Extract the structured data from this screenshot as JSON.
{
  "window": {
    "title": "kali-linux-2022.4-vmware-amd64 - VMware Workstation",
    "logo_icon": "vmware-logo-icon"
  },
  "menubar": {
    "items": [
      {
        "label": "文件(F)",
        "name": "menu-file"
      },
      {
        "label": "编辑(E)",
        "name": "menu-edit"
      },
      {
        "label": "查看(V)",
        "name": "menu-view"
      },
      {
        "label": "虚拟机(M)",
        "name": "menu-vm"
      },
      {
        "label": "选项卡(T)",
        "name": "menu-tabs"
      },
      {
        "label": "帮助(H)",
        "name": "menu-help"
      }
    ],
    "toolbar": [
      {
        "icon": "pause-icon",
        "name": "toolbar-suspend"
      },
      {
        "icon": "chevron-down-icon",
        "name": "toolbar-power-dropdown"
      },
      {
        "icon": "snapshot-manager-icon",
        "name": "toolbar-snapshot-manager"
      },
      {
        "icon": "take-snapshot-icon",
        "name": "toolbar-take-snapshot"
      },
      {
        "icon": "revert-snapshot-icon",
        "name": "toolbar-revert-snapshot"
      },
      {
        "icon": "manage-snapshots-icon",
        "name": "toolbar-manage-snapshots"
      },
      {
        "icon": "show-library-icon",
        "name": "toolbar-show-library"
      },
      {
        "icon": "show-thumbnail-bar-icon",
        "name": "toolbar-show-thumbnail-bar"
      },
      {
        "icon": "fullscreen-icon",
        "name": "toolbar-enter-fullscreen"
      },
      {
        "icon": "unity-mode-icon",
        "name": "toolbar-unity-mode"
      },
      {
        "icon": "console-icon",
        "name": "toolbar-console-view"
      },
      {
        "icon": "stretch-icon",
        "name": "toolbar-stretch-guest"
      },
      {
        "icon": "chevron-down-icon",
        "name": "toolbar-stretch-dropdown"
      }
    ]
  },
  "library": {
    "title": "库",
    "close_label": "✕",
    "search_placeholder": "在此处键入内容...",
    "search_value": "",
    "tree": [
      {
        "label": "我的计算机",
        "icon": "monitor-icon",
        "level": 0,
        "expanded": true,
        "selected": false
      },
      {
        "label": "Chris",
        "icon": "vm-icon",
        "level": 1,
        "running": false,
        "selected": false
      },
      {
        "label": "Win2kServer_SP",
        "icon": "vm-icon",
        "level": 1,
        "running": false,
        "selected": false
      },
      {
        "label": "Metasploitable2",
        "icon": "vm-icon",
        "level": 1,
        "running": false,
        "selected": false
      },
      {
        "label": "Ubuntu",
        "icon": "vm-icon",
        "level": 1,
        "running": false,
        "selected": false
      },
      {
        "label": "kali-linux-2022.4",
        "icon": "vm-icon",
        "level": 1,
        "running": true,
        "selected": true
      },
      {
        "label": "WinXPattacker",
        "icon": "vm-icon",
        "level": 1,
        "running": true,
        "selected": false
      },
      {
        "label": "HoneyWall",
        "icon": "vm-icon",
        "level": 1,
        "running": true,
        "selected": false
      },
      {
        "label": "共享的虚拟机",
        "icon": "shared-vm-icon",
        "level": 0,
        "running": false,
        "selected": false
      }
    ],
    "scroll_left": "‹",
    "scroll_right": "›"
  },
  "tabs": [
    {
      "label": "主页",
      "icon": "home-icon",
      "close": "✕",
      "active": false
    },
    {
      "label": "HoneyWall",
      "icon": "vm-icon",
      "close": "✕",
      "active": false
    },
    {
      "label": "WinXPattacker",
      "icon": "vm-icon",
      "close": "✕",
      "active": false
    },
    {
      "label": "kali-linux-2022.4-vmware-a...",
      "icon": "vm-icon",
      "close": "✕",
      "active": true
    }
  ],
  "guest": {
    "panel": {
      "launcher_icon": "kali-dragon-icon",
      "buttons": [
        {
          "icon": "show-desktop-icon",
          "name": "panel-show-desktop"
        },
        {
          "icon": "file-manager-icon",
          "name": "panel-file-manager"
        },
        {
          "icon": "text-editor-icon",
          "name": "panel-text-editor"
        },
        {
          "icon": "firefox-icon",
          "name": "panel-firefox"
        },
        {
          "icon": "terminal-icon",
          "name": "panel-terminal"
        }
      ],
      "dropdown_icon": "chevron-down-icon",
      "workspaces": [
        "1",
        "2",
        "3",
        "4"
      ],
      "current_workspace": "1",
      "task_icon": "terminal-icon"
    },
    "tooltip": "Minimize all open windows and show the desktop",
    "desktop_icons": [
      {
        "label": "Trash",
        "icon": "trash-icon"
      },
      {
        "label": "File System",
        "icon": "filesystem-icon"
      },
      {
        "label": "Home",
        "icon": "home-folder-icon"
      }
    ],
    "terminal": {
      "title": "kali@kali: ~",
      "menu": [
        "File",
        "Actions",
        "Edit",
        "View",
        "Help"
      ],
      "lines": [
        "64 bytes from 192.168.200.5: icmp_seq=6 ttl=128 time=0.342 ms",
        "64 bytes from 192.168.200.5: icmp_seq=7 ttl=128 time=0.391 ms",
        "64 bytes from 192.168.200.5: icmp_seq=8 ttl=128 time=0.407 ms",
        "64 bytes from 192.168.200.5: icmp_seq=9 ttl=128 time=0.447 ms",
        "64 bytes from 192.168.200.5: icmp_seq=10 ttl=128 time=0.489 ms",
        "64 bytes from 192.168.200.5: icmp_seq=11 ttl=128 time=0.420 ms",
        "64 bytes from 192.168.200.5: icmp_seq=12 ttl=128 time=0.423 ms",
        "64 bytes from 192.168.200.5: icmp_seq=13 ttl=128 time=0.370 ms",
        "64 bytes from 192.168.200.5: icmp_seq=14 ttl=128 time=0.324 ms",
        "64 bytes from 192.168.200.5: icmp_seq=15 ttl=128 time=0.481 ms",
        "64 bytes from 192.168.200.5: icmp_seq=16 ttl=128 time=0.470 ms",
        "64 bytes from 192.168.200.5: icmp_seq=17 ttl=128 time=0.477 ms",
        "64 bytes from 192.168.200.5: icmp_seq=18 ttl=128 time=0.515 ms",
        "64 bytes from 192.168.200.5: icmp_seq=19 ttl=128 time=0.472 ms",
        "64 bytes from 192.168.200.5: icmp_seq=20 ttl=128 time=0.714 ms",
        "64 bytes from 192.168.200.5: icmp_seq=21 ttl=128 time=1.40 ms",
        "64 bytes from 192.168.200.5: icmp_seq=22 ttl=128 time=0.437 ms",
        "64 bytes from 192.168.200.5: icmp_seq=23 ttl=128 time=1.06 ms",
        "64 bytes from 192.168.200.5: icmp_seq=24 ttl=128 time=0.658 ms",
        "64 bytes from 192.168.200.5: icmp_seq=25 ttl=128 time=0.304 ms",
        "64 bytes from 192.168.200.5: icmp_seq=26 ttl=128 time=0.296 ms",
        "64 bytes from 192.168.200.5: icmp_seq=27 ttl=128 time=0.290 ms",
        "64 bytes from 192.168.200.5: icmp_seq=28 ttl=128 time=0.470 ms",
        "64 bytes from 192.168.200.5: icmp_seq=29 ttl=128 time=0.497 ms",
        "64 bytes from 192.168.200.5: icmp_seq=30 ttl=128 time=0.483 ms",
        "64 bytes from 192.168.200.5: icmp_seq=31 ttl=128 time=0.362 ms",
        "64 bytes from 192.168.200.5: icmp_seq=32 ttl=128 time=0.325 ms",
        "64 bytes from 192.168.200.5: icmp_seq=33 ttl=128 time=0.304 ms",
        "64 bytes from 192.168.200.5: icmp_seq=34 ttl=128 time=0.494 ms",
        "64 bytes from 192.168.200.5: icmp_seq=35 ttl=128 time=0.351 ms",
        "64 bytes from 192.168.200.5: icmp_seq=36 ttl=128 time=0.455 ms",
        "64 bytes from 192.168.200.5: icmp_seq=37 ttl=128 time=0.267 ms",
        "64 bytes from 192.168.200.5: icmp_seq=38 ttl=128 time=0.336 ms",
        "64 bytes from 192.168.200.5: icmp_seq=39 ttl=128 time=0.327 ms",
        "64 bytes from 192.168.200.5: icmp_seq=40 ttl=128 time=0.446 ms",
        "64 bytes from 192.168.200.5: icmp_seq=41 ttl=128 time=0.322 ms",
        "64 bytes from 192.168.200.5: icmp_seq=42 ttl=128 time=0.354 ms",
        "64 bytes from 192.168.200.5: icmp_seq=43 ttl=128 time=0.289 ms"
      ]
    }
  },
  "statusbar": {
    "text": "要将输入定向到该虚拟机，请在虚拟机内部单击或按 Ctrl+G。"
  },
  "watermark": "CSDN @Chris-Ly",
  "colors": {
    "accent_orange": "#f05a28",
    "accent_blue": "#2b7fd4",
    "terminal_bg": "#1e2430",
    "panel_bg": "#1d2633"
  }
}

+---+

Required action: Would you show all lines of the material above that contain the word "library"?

Result of this task:
        "icon": "show-library-icon",
        "name": "toolbar-show-library"
  "library": {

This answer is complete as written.